While focused on addressing these defects, Dean inadvertently overlooked a separate manufacturing flaw during the same audit. This flaw involved the fittings that connect the vertical tail fin to the fuselage. It wasn’t until April that this issue was discovered, leading to a temporary halt in deliveries at Boeing’s Renton plant. Subsequently, Dean was terminated from his position.

Then, in August, Spirit AeroSystems disclosed the discovery of improperly drilled holes in the MAX’s aft pressure bulkhead, a defect that had been present in MAX aircraft built as early as 2019. This revelation prompted another pause in deliveries at the Renton facility.

Following that discovery, Dean lodged a safety complaint with the FAA, accusing Spirit of using him as a scapegoat and providing false information to the FAA regarding the aft pressure bulkhead defects.

In his complaint, Dean asserted that Spirit initially failed to disclose their knowledge of the aft pressure bulkhead defects to the FAA and the public after his termination.

In November, the FAA responded to Dean’s concerns with a letter indicating that they had conducted an investigation into the safety issues he had raised. While the letter did not divulge specific details, it suggested that Dean’s allegations had merit.

Simultaneously, Dean pursued an aviation whistleblower complaint with the Department of Labor, alleging wrongful termination and misconduct by senior management at Spirit AeroSystems. This case remained unresolved.

After leaving Spirit, Dean briefly worked at Boeing Wichita before transitioning to another company.

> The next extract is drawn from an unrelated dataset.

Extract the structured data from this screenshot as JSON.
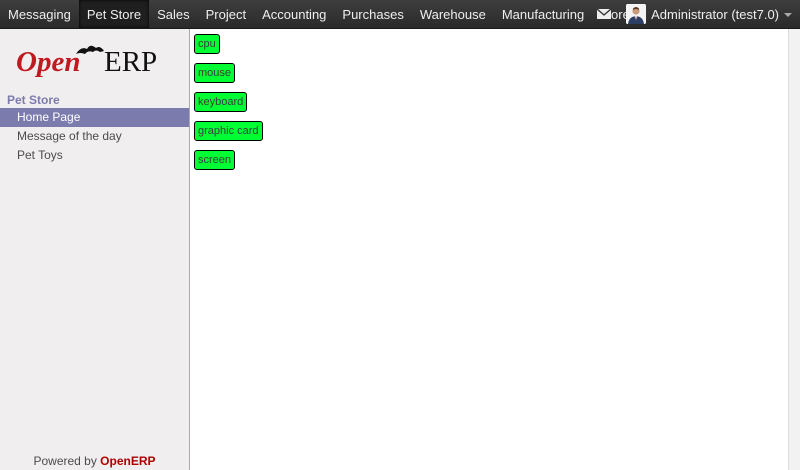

In December, a shareholder lawsuit was filed, alleging that Spirit management had withheld information regarding quality flaws, resulting in harm to stockholders. Dean contributed to the lawsuit by providing a deposition outlining his allegations.

In January, when a panel detached from a Boeing 737 MAX aircraft, drawing renewed attention to quality issues at Spirit, one of Dean’s former colleagues at Spirit corroborated some of his claims.